John Elway took off and began running. With the first down marker in sight Elway didn't do as most quarterbacks would do and slide to avoid the hit, he threw caution to the wind, left his feet, and went airborne. Elway was blindsided while in the air and spun around, leading to the nickname; “Helicopter.”
But, even though this may only go down in the books as an 8-yard rush and a first down, it was symbolically, much more than that. It showed the courage of man, who knew his career would eventually end, but was willing to put his body at risk to finally fulfill his lifelong goal, to win a Super Bowl.

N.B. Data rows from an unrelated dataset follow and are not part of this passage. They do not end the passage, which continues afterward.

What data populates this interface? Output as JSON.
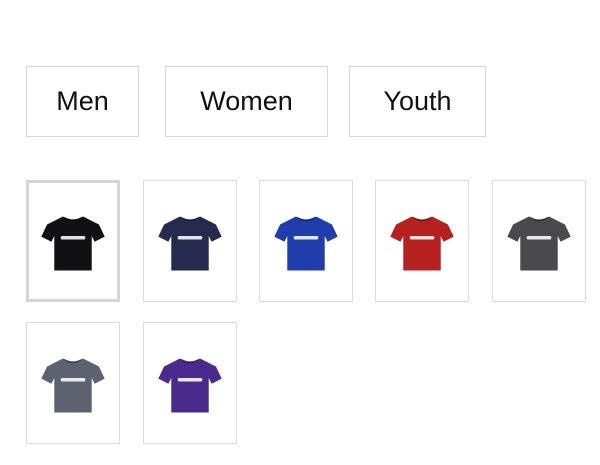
{
  "fit_options": [
    {
      "label": "Men"
    },
    {
      "label": "Women"
    },
    {
      "label": "Youth"
    }
  ],
  "color_swatches": [
    {
      "color": "#111114",
      "selected": true
    },
    {
      "color": "#262a4e",
      "selected": false
    },
    {
      "color": "#1f3dab",
      "selected": false
    },
    {
      "color": "#b5211f",
      "selected": false
    },
    {
      "color": "#4a4a4c",
      "selected": false
    },
    {
      "color": "#5d6170",
      "selected": false
    },
    {
      "color": "#4b2a8e",
      "selected": false
    }
  ]
}
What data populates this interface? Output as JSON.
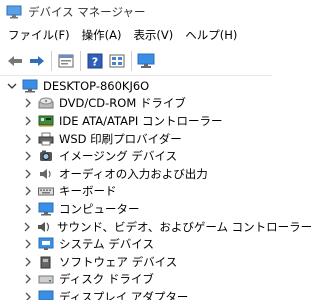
{
  "window": {
    "title": "デバイス マネージャー"
  },
  "menu": [
    {
      "label": "ファイル(F)"
    },
    {
      "label": "操作(A)"
    },
    {
      "label": "表示(V)"
    },
    {
      "label": "ヘルプ(H)"
    }
  ],
  "toolbar": [
    "back-arrow-icon",
    "forward-arrow-icon",
    "properties-icon",
    "help-icon",
    "view-icon",
    "monitor-icon"
  ],
  "tree": {
    "root": {
      "label": "DESKTOP-860KJ6O",
      "expanded": true
    },
    "items": [
      {
        "label": "DVD/CD-ROM ドライブ",
        "icon": "cd-drive-icon"
      },
      {
        "label": "IDE ATA/ATAPI コントローラー",
        "icon": "ide-controller-icon"
      },
      {
        "label": "WSD 印刷プロバイダー",
        "icon": "printer-icon"
      },
      {
        "label": "イメージング デバイス",
        "icon": "camera-icon"
      },
      {
        "label": "オーディオの入力および出力",
        "icon": "speaker-icon"
      },
      {
        "label": "キーボード",
        "icon": "keyboard-icon"
      },
      {
        "label": "コンピューター",
        "icon": "computer-icon"
      },
      {
        "label": "サウンド、ビデオ、およびゲーム コントローラー",
        "icon": "sound-icon"
      },
      {
        "label": "システム デバイス",
        "icon": "system-devices-icon"
      },
      {
        "label": "ソフトウェア デバイス",
        "icon": "software-devices-icon"
      },
      {
        "label": "ディスク ドライブ",
        "icon": "disk-drive-icon"
      },
      {
        "label": "ディスプレイ アダプター",
        "icon": "display-adapter-icon"
      }
    ]
  }
}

1) David Tyree's Catch
As a Patriots fan nothing hurts me more than to see this play, but my own personal feelings aside, this is the single greatest play in NFL history. The Patriots with their historic offense, currently 18-0, took on the Cinderella story New York Giants who defeated the Buccaneers, Cowboys, and Packers all on the road to make it to Super Bowl XLII.
With 1:15 remaining in the game, the Giants were down 14-10. It was 3rd and 5, Eli Manning took the snap from center and rolled out. Somehow, Eli Manning eluded Patriot defenders and threw the ball 32 yards down field to a completely covered wide receiver, David Tyree.
Tyree leapt into the air, grabbed the ball, and pulled it down on top of his helmet while Patriots safety Rodney Harrison was slamming Tyree to the ground.
Eli Manning would later connect with Plaxico Burress on a touchdown pass to win the game and upset the Patriots.